    1. On Nietzsche, I read him as saying that Christianity is only superficially opposed to hierarchy. What Christianity is really doing is replacing the masters with the slaves. It's the slaves declaring war on the masters, and because the slaves are sickly and can't fight like men, as it were, they use morality to convince the masters to surrender for spiritual reasons. So it's not an elimination of hierarchy but a changing of seats in the enduring structure of a dominance hierarchy.

      Regarding being ruled by machines, I had in mind something subtler than the Matrix AI, something along Jaron Lanier's lines. (Yuval Harari picks up on this too, I believe.) We're already effectively ruled in some ways by the algorithms that govern internet searches and Facebook feeds. As those algorithms automate other social sectors, we'd be effectively ruled by the software; we'd be sorted into our little worlds, the software replacing the drugs in a Brave New World scenario.

      That's an intriguing interpretation of anarchy you have there. Sounds like it could make for a provocative novel. It reminds me, though, of some doubts I've had about the conventional view of the postapocalypse such as you find in The Walking Dead. The conventional assumption is that the parasitic thugs would take over. But there's an opposing intuition or complication to consider: when society breaks down, I'd expect mass cooperation and sympathy rather than just animal terror. There would be an ecstatic freedom because we'd no longer be slaves to our corrupt institutions. We'd no longer have anything to prove in terms of our status symbols and the imperative of conspicuous consumption. In short, we'd be forced to confront the sort of existential matters I've been on about on this blog.

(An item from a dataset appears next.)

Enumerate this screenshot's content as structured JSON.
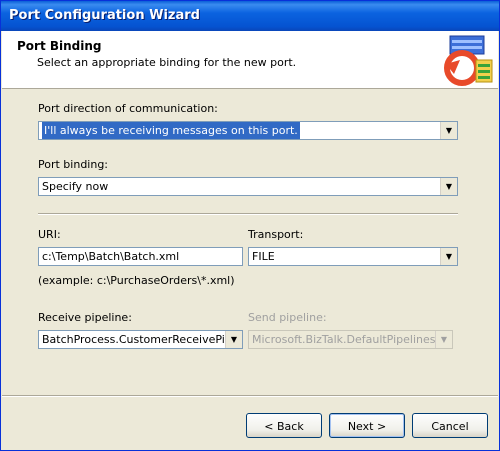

      I doubt, for example, the first thought you'd have when seeing a helpless person, after the end of the civilized world is to rob or kill him, knowing you could get away with it because the police and the prisons would be gone. Perhaps if you were starving and there was no other food around and that person had some food, you might be forced to take the food. But I doubt there would be the same kinds of petty crimes we commit today. I suspect we'd return to hunter-gatherer tribes, and remember that they likely had a naive, childlike animistic view of everything.